This is a song about turning back time, but you can’t. Then you try and persuade people to make everything like before, but it’s impossible.
An ongoing and hugely ambitious folk project, Thankful Villages is only partially concerned with the war itself, moreover it is a celebration of British rural life. Darren pulls together first person interviews, folk tales and songs, field recordings and his own personal experiences to create a vast patchwork depicting community, history and legend.
Thankful Villages Volume 2 is less an album but something akin to an arcane musical radio documentary. The success of the first volume of Thankful Villageshas encouraged Hayman to go deeper into his subject. Themes of “the river” and “death” weave their way through these eighteen villages. A centuries old drowning is uncovered in “Arkholme” on bonfire night. Dennis, the river man, tells us of a tragedy on the Weir in “Cromwell”. Judy Dyble, the original singer of folk legends Fairport Convention, joins Darren in the village of “Upper Slaughter” and sings a lyric about the generations flowing like water through the village.
Darren uncovers two World War II air disasters in “Woodend” and “Wigsley”, where he records in the abandoned control tower at the airfield, the so-called cemetery of lights. Perhaps the most shocking and miraculous of tales is found in “Flixborough” where in 1974 the local plastics factory exploded killing everyone inside but nobody in the lucky village. Derek and his son tell us the story of finding each other amongst shards of glass.
However, glimpses of light shine through the darkness; a sunny day of wild swimming in “Tellisford”, a village fete with bell ringing in “East Norton” and a tale of a grateful Belgian Refugee in “Norton Le Clay”.
Thankful Villages Volume 1 garnered a great deal of media attention, with features in broadsheets including The Guardian, Financial Times, The Independent and The i Paper. Darren also appeared on The Verb with Ian Mcmillan, Loose Ends and interviewed for a feature on Radio 4’s PM programme.
Darren played special concerts around the release, doing a rendition of his Thankful Villages set with accompanying visuals and films, headlining with a full band as well as solo supporting British Sea Power. A collage of Britain’s hidden places, rich in history and community, Thankful Villages is a further chapter in Darren’s journey and a testament to his remarkable work ethic.
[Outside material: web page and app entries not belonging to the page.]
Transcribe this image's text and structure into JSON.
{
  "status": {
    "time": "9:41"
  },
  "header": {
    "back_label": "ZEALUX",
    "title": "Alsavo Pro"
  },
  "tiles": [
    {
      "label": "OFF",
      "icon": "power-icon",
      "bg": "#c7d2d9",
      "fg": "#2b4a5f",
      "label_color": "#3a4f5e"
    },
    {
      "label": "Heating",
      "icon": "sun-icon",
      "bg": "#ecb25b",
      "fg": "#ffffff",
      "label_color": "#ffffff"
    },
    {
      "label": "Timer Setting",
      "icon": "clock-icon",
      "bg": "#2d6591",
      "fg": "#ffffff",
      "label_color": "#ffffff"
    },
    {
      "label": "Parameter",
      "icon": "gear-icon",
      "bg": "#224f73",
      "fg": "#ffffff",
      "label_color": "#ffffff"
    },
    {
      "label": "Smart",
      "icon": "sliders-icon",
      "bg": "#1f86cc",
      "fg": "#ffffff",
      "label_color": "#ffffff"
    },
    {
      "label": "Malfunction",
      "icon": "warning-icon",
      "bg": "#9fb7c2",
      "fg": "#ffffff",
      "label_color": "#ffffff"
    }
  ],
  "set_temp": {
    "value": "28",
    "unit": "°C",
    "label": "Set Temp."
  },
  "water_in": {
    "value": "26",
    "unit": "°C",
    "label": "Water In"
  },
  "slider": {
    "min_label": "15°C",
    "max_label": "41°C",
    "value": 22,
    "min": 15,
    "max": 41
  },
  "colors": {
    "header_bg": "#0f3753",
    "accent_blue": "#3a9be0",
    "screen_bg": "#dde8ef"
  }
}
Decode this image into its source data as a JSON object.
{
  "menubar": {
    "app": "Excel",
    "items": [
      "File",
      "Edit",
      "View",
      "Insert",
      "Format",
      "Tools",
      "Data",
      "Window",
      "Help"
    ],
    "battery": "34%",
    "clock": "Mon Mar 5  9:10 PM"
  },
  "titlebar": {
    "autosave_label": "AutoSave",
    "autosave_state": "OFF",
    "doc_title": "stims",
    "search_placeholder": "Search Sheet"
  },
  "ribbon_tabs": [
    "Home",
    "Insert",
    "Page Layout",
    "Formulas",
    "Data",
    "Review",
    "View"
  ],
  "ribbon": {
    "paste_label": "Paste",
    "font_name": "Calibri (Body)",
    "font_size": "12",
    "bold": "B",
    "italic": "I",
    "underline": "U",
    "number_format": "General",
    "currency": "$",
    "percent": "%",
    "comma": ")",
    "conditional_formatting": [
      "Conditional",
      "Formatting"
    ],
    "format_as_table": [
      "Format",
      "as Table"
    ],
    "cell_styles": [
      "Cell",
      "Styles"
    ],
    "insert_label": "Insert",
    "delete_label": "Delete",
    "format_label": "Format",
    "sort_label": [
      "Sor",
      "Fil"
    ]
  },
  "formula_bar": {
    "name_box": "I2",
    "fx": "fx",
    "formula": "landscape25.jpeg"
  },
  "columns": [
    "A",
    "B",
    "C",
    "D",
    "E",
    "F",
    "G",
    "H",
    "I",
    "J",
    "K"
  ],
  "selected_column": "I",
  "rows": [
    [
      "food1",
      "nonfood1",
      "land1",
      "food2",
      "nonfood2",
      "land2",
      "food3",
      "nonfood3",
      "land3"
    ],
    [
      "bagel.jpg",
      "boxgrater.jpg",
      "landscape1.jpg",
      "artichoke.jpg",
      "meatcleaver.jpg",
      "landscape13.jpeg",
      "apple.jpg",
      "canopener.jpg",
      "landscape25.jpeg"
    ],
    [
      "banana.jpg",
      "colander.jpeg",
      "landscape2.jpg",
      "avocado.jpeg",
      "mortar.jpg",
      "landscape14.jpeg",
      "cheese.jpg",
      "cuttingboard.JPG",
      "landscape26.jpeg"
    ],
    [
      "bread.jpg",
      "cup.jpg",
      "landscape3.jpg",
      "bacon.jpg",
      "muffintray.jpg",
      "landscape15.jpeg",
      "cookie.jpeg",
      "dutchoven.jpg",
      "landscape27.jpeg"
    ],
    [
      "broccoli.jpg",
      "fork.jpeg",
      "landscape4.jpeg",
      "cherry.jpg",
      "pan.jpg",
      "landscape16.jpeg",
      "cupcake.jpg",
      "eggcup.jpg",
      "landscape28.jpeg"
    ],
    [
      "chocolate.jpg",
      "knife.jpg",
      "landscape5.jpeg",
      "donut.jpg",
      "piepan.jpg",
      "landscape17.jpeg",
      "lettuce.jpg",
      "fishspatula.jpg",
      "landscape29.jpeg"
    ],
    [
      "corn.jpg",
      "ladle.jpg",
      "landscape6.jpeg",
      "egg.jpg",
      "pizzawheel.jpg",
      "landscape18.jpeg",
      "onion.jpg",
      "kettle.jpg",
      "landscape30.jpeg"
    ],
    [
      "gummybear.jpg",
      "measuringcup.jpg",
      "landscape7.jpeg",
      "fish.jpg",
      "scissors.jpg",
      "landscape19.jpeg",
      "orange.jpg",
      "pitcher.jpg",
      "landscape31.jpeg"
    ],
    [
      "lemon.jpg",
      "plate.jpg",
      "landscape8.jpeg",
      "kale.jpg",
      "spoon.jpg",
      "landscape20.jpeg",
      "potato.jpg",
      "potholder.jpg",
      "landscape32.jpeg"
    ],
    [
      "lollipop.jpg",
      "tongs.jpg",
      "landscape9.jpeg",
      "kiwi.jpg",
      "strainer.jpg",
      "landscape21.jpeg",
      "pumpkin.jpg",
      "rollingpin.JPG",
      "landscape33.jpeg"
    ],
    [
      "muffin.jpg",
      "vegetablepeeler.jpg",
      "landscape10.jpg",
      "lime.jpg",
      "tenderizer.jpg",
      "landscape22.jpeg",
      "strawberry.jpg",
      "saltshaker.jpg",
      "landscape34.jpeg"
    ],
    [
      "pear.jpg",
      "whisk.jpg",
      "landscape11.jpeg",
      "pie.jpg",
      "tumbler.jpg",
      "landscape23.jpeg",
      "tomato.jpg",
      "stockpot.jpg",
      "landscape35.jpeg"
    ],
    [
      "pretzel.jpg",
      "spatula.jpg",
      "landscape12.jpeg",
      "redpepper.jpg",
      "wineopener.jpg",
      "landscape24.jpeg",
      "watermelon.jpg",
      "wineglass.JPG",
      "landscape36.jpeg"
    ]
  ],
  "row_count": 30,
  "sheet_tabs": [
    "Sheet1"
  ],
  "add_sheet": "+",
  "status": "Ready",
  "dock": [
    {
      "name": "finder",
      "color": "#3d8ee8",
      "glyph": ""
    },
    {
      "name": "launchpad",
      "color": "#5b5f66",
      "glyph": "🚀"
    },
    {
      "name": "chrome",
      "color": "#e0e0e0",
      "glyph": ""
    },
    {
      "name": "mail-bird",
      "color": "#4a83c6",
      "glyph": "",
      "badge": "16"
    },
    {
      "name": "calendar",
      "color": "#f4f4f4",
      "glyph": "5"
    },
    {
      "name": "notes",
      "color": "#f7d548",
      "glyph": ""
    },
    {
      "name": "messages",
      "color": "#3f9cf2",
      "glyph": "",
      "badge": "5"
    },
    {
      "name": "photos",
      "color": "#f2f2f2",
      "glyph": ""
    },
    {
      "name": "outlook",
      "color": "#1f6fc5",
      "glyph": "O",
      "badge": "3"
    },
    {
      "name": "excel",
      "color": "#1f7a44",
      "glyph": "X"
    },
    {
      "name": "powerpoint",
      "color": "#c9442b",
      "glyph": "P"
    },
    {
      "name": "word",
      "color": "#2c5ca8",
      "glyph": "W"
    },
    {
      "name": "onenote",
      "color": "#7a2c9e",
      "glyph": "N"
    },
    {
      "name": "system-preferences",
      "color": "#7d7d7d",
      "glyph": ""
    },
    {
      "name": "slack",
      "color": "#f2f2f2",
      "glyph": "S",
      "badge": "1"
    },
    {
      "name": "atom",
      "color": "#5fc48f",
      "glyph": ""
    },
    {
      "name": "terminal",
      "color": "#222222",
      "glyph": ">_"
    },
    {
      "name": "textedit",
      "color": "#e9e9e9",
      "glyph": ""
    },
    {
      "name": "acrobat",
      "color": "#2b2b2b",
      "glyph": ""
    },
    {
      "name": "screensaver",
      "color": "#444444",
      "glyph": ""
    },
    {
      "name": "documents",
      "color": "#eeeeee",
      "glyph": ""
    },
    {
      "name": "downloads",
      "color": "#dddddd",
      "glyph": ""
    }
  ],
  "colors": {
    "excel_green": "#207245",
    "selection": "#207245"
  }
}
In 2016 Darren was awarded the title of ‘Hardest Working Artist’ at the AIM Awards for the Thankful Villages project and his prolific career.
Thankful Villages Volume 3, which will appear in 2018, has been given funding by the Arts Council.